-- RECORDS PROVIDED follows --

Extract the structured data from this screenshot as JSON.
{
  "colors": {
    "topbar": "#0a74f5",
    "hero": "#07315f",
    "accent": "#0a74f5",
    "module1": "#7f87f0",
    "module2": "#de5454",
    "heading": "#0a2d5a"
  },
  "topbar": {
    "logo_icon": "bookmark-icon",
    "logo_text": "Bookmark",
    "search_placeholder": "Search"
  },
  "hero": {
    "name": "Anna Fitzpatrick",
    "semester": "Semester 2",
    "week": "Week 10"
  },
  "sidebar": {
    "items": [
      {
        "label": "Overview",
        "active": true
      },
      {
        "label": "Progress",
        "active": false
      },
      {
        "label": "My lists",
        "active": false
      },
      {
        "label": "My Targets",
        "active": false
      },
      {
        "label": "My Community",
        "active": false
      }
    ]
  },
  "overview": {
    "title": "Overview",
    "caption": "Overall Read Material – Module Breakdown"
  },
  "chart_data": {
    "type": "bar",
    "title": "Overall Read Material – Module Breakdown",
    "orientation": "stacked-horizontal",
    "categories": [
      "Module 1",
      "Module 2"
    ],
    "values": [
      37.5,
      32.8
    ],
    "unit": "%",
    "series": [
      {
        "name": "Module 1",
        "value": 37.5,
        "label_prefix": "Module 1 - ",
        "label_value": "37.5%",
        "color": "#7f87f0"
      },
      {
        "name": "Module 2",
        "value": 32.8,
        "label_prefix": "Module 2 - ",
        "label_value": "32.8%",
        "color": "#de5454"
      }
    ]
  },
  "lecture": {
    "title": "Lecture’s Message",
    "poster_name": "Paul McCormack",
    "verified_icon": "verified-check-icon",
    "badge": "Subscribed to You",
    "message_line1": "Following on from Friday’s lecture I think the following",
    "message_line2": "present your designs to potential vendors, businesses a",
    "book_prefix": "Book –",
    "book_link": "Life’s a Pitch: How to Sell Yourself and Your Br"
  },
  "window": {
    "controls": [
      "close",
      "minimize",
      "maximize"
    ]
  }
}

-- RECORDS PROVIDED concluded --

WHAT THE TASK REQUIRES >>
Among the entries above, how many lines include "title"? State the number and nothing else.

SOLUTION FOR THIS EXERCISE >>
3